The Park Revitalizes New York City Neighborhoods
While the impact that New York City’s High Line Park has had on the lower west side Manhattan communities in which it is located is difficult to measure, it appears that overall the park has been a positive force for redevelopment and economic activity.
New York City Mayor Michael Bloomberg stated that the park has generated $2 billion in private investment in the communities that host the park. The park has also brought hundreds of thousands of residents and tourists each year into areas of the lower west side Manhattan that until recently were shunned, which has been a boon to local businesses and has even lead to the opening of new businesses to cater to visitors to the park.
New York City’s High Line Park is an elevated urban rail-trail that overlooks the Meatpacking District and the neighborhood of Chelsea on Manhattan’s lower west side.
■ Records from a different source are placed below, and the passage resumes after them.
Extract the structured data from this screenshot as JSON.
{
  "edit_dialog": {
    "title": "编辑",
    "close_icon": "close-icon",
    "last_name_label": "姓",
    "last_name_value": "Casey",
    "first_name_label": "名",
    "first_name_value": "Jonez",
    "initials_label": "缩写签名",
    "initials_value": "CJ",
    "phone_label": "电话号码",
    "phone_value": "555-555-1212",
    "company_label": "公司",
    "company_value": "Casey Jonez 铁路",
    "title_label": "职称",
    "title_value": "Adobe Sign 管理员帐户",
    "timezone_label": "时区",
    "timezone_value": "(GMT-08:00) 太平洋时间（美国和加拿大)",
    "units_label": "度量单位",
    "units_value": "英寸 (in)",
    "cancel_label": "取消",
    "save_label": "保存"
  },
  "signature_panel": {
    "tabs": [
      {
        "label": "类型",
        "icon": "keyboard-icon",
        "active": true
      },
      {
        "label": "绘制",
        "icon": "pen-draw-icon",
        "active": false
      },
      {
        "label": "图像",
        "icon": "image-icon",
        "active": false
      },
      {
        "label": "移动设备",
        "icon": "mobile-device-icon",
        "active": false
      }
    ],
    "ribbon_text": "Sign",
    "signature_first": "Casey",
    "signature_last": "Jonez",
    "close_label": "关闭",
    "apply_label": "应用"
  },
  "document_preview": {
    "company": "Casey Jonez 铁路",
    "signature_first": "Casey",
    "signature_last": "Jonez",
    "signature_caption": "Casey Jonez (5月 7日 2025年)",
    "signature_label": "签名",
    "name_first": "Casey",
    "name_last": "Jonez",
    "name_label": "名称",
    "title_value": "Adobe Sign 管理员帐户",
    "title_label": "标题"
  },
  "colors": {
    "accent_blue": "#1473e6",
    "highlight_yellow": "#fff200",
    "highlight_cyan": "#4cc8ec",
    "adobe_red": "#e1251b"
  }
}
The park offers spectacular views of both the Hudson River and portions of the Manhattan skyline. The creators of the park designed it to contain a great deal of vegetation along either side of a broad walkway, using wild plants that had colonized the abandoned railway, which gives the park the appearance of an urban garden.
At its northern end, the park currently terminates at West 30th Street, near Pennsylvania Station (Penn Station), just south of the West Side Yard (passenger train rail storage area). At its southern end, the park currently terminates at Gansevoort Street, near the western part of Greenwich Village. Further extension south is not likely because the southern section of the West Side Line was torn down in the 1960s.
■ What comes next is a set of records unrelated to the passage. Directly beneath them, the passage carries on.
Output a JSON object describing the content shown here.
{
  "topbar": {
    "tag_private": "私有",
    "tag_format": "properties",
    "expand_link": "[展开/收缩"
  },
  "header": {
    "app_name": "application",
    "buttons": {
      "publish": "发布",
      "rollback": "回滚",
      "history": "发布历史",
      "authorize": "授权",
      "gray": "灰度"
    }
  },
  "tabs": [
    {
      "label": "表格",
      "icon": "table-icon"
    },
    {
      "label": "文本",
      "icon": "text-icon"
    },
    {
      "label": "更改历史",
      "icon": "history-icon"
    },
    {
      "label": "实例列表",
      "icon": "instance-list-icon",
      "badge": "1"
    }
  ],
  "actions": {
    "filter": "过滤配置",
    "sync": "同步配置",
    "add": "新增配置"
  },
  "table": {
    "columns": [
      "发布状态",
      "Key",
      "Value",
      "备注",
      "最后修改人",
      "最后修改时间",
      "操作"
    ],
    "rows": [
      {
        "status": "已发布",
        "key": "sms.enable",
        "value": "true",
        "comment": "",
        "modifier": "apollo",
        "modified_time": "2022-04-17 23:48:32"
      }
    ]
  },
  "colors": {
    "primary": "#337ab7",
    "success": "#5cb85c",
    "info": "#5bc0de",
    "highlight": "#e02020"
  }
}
There are plans to extend the park further north along an abandoned section of elevated track that runs west along West 30th Street and then turns north along 12th Avenue to West 34th Street, just south of the Jacob Javits Convention Center. Plans for the northern extension are in limbo, as Friends of the High Line wait to see what happens to the redevelopment plans that are in the works for West Side Yard and whether a High Line Park extension can be accommodated in the redevelopment plans.
In a city that desperately needs open space for its millions of residents and visitors, New York City’s High Line Park is a breath of fresh air. It not only serves as an urban park, but it also offers incredible elevated views of the west side of Manhattan. The park is a good example of how a community eyesore can be turned into a community asset.
Northern Segment of The High Line Park
The third and final section of the High Line Park, Known as the High Line at the Rail Yards, opened in September 2014. This final section runs along the west side of the Hudson Yards Redevelopment Project to a northern terminus at 11th Avenue and 34th Street.
The northern section of the park is built along the route of the abandoned elevated railway and is integrated with the Hudson Yards Redevelopment Project to provide a seamless path through the development to the existing sections of the High Line Park.
- The High Line
The official Web site of the High Line and Friends of the High Line
This content is accurate and true to the best of the author’s knowledge and is not meant to substitute for formal and individualized advice from a qualified professional.
© 2011 John Coviello
Robert Sacchi on September 22, 2019:
Thank you for the tourist information. Hopefully it will stay in good repair.
mplo28 on July 16, 2017:
Wow! New York City is the largest city here in the United States, and needs that park. It looks fantastic!
chrissieklinger from Pennsylvania on October 23, 2012:
I can't wait to check this out in March, thanks!
JanuaryFry from Illinois on July 13, 2011:
Very informative, voted up and useful.